● INPUT DATA

• • • •

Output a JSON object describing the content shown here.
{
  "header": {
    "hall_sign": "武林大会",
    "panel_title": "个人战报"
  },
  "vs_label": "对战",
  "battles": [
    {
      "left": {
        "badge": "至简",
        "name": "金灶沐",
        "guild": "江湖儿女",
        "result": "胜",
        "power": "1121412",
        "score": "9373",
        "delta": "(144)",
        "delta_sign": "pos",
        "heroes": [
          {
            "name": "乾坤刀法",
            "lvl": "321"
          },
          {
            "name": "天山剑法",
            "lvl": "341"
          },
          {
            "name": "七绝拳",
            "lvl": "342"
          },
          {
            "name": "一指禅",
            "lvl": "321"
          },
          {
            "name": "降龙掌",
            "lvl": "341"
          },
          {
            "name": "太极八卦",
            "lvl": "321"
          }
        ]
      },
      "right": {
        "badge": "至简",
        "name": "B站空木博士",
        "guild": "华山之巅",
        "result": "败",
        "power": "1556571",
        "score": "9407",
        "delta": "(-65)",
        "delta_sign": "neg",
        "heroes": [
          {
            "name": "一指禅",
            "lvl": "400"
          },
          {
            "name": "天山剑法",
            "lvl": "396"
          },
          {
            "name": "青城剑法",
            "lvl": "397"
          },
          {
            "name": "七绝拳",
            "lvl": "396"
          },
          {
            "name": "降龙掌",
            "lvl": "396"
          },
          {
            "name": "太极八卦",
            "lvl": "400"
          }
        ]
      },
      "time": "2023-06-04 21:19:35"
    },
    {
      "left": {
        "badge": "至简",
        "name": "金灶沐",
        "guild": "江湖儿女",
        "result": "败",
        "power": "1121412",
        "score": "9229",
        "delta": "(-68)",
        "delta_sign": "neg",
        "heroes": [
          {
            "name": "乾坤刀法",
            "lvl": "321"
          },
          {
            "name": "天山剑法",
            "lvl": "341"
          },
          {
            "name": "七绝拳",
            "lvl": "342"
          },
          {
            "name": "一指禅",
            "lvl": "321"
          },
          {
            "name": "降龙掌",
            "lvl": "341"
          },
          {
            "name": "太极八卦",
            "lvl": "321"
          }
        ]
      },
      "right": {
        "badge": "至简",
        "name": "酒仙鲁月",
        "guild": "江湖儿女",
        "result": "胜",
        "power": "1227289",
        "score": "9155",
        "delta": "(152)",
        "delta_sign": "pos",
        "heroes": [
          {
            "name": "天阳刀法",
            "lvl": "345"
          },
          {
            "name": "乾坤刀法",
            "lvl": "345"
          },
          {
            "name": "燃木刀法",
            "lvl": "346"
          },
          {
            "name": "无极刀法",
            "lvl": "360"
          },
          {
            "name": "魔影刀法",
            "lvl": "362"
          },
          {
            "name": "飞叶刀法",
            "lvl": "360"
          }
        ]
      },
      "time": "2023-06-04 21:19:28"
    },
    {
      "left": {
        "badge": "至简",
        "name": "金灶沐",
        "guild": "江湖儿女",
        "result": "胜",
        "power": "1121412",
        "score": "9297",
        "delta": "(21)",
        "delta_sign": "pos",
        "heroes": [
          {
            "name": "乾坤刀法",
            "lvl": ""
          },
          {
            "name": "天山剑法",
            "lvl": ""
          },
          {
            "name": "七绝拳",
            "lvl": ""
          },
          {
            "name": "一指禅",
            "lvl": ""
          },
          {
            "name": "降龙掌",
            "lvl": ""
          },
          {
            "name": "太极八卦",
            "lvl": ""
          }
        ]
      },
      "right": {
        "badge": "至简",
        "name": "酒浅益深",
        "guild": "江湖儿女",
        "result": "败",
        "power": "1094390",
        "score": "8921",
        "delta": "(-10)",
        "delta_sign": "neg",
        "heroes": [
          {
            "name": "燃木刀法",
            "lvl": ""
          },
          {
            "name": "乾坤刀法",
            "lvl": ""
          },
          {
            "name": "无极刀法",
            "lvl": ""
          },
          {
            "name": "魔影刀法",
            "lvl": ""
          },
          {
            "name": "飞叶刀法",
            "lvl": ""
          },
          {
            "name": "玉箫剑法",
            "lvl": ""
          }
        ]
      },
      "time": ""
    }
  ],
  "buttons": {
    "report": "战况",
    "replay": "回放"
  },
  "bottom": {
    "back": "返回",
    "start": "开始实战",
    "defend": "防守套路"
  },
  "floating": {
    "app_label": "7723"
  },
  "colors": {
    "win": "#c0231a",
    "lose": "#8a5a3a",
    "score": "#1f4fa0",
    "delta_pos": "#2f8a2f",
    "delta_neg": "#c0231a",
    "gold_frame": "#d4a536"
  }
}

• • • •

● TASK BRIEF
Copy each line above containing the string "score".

● SOLVED EXERCISE
        "score": "9373",
        "score": "9407",
        "score": "9229",
        "score": "9155",
        "score": "9297",
        "score": "8921",
    "score": "#1f4fa0",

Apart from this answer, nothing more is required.